Dataset entries:

********

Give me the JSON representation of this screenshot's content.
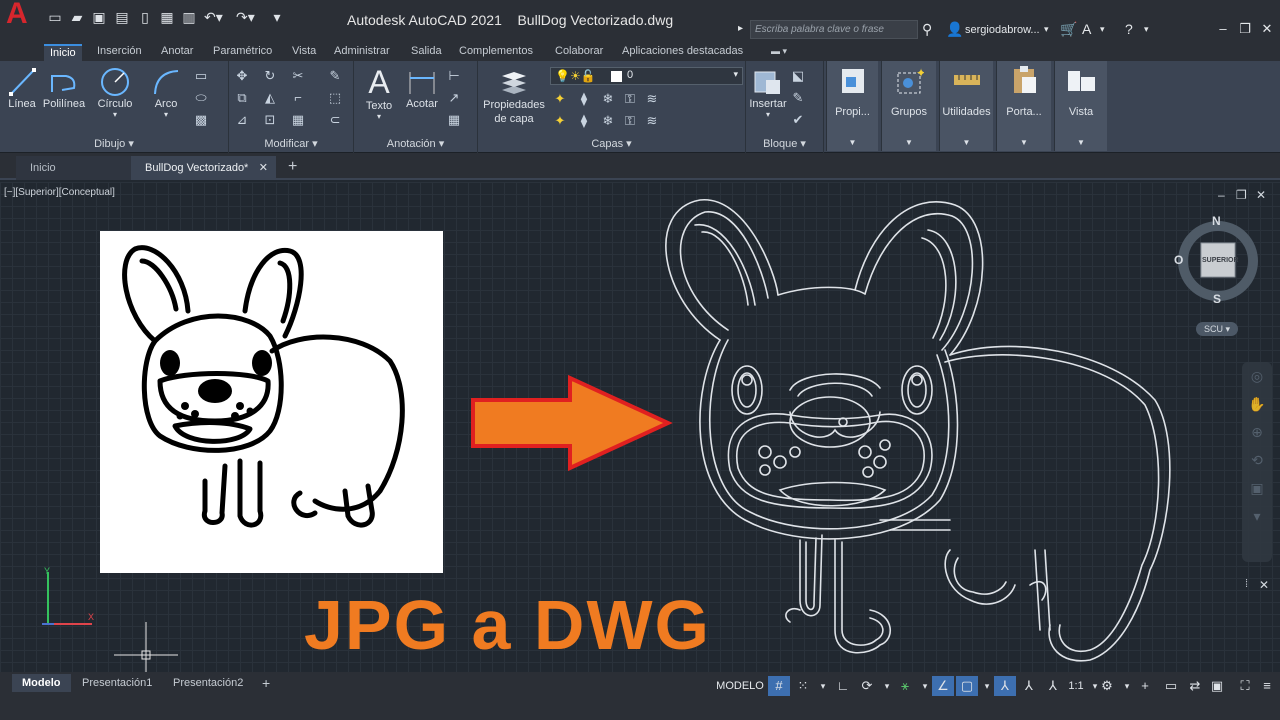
{
  "titlebar": {
    "app_title": "Autodesk AutoCAD 2021",
    "file_title": "BullDog Vectorizado.dwg",
    "search_placeholder": "Escriba palabra clave o frase",
    "user": "sergiodabrow..."
  },
  "ribbon": {
    "tabs": [
      "Inicio",
      "Inserción",
      "Anotar",
      "Paramétrico",
      "Vista",
      "Administrar",
      "Salida",
      "Complementos",
      "Colaborar",
      "Aplicaciones destacadas"
    ],
    "active_tab": "Inicio",
    "panels": {
      "dibujo": {
        "title": "Dibujo",
        "tools": [
          "Línea",
          "Polilínea",
          "Círculo",
          "Arco"
        ]
      },
      "modificar": {
        "title": "Modificar"
      },
      "anotacion": {
        "title": "Anotación",
        "tools": [
          "Texto",
          "Acotar"
        ]
      },
      "capas": {
        "title": "Capas",
        "tools": [
          "Propiedades de capa"
        ],
        "layer_value": "0"
      },
      "bloque": {
        "title": "Bloque",
        "tools": [
          "Insertar"
        ]
      }
    },
    "side_panels": [
      "Propi...",
      "Grupos",
      "Utilidades",
      "Porta...",
      "Vista"
    ]
  },
  "file_tabs": [
    {
      "label": "Inicio",
      "active": false
    },
    {
      "label": "BullDog Vectorizado*",
      "active": true
    }
  ],
  "canvas": {
    "view_label": "[−][Superior][Conceptual]",
    "caption": "JPG a DWG",
    "viewcube": {
      "n": "N",
      "s": "S",
      "w": "O",
      "face": "SUPERIOR",
      "wcs": "SCU"
    }
  },
  "layout_tabs": [
    "Modelo",
    "Presentación1",
    "Presentación2"
  ],
  "status": {
    "model": "MODELO",
    "scale": "1:1"
  },
  "colors": {
    "accent": "#3b8ee0",
    "caption": "#f07b21",
    "arrow_fill": "#f07b21",
    "arrow_stroke": "#e02020",
    "logo": "#d6262d"
  }
}
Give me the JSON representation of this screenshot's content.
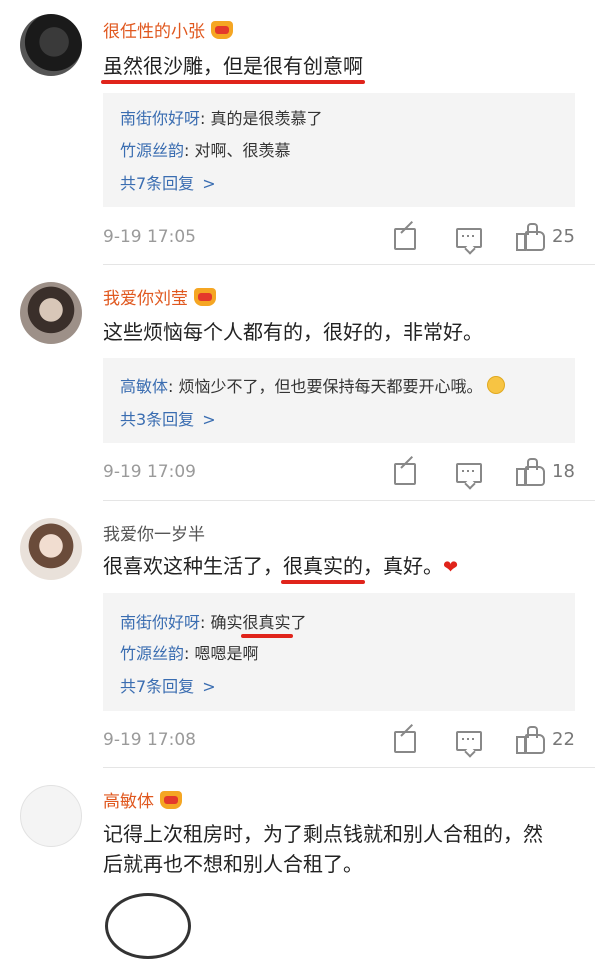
{
  "comments": [
    {
      "username": "很任性的小张",
      "has_badge": true,
      "text_before": "",
      "text_highlight": "虽然很沙雕，但是很有创意啊",
      "text_after": "",
      "replies": [
        {
          "user": "南街你好呀",
          "text_before": ": 真的是很羡慕了",
          "text_highlight": "",
          "text_after": ""
        },
        {
          "user": "竹源丝韵",
          "text_before": ": 对啊、很羡慕",
          "text_highlight": "",
          "text_after": ""
        }
      ],
      "more_replies": "共7条回复",
      "time": "9-19 17:05",
      "likes": "25"
    },
    {
      "username": "我爱你刘莹",
      "has_badge": true,
      "text_before": "这些烦恼每个人都有的，很好的，非常好。",
      "text_highlight": "",
      "text_after": "",
      "replies": [
        {
          "user": "高敏体",
          "text_before": ": 烦恼少不了，但也要保持每天都要开心哦。",
          "text_highlight": "",
          "text_after": ""
        }
      ],
      "more_replies": "共3条回复",
      "time": "9-19 17:09",
      "likes": "18"
    },
    {
      "username": "我爱你一岁半",
      "has_badge": false,
      "text_before": "很喜欢这种生活了，",
      "text_highlight": "很真实的",
      "text_after": "，真好。",
      "replies": [
        {
          "user": "南街你好呀",
          "text_before": ": 确实",
          "text_highlight": "很真实",
          "text_after": "了"
        },
        {
          "user": "竹源丝韵",
          "text_before": ": 嗯嗯是啊",
          "text_highlight": "",
          "text_after": ""
        }
      ],
      "more_replies": "共7条回复",
      "time": "9-19 17:08",
      "likes": "22"
    },
    {
      "username": "高敏体",
      "has_badge": true,
      "text_line1": "记得上次租房时，为了剩点钱就和别人合租的，然",
      "text_line2": "后就再也不想和别人合租了。"
    }
  ],
  "chevron": ">",
  "colors": {
    "username": "#e0581f",
    "link": "#3a6db1",
    "highlight_underline": "#e0241b"
  }
}
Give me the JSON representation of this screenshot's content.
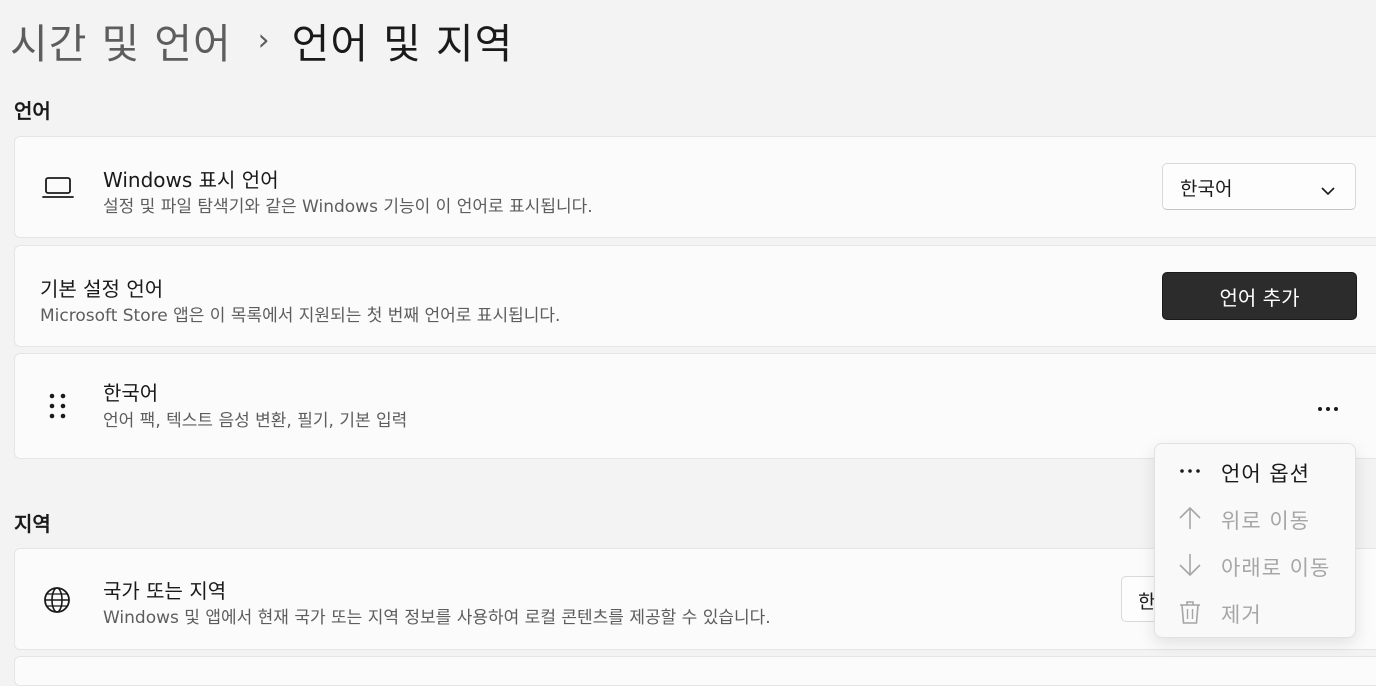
{
  "breadcrumb": {
    "parent": "시간 및 언어",
    "separator": "›",
    "current": "언어 및 지역"
  },
  "language_section": {
    "title": "언어",
    "display_language": {
      "icon": "laptop-icon",
      "title": "Windows 표시 언어",
      "description": "설정 및 파일 탐색기와 같은 Windows 기능이 이 언어로 표시됩니다.",
      "selected": "한국어"
    },
    "preferred_languages": {
      "title": "기본 설정 언어",
      "description": "Microsoft Store 앱은 이 목록에서 지원되는 첫 번째 언어로 표시됩니다.",
      "add_button": "언어 추가"
    },
    "language_item": {
      "icon": "drag-handle-icon",
      "title": "한국어",
      "description": "언어 팩, 텍스트 음성 변환, 필기, 기본 입력",
      "more_icon": "more-icon"
    }
  },
  "region_section": {
    "title": "지역",
    "country": {
      "icon": "globe-icon",
      "title": "국가 또는 지역",
      "description": "Windows 및 앱에서 현재 국가 또는 지역 정보를 사용하여 로컬 콘텐츠를 제공할 수 있습니다.",
      "selected_partial": "한"
    }
  },
  "context_menu": {
    "items": [
      {
        "label": "언어 옵션",
        "icon": "more-icon",
        "enabled": true
      },
      {
        "label": "위로 이동",
        "icon": "arrow-up-icon",
        "enabled": false
      },
      {
        "label": "아래로 이동",
        "icon": "arrow-down-icon",
        "enabled": false
      },
      {
        "label": "제거",
        "icon": "trash-icon",
        "enabled": false
      }
    ]
  },
  "colors": {
    "background": "#f3f3f3",
    "card": "#fbfbfb",
    "primary_button": "#2c2c2c",
    "disabled_text": "#a6a6a6"
  }
}
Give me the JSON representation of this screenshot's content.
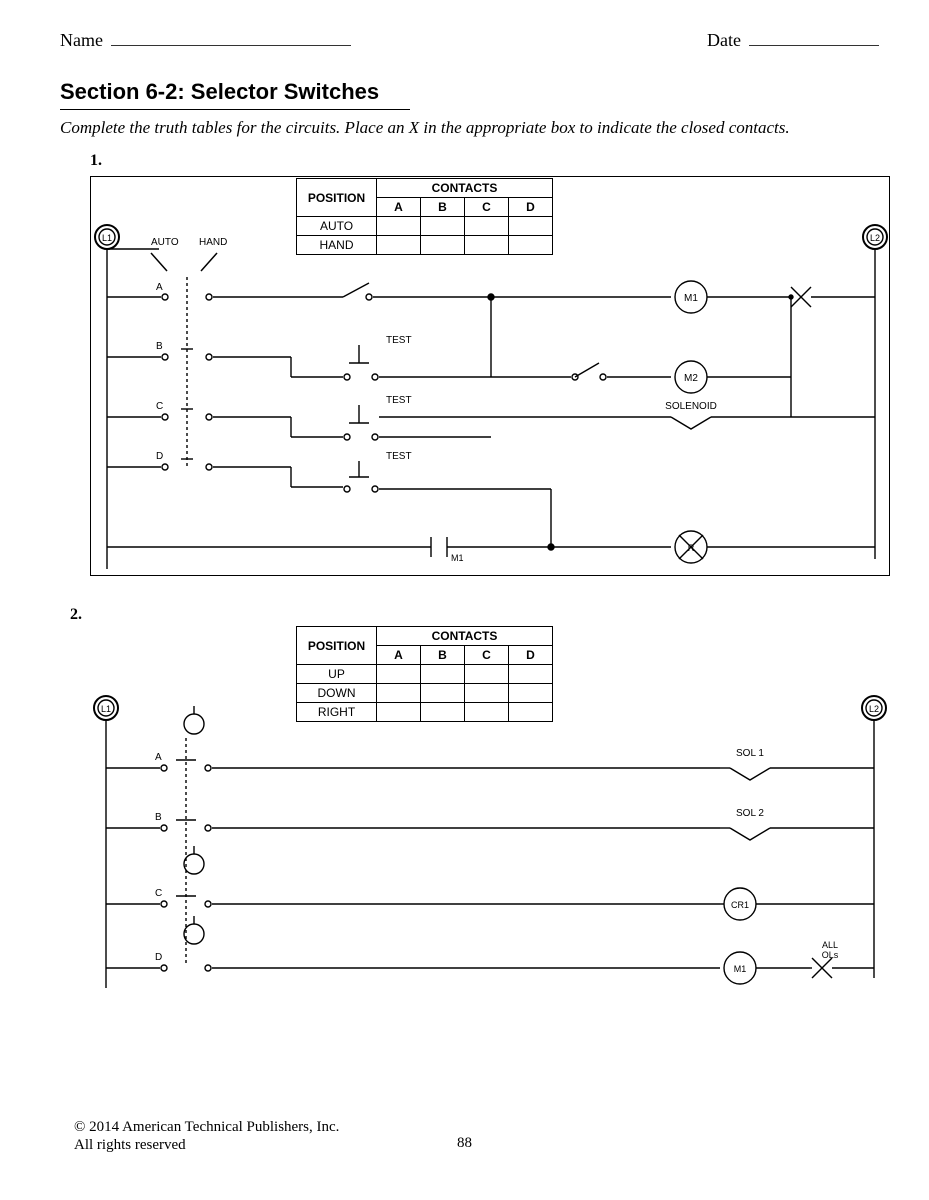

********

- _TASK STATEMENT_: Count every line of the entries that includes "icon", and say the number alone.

- _RESPONSE AREA_: 8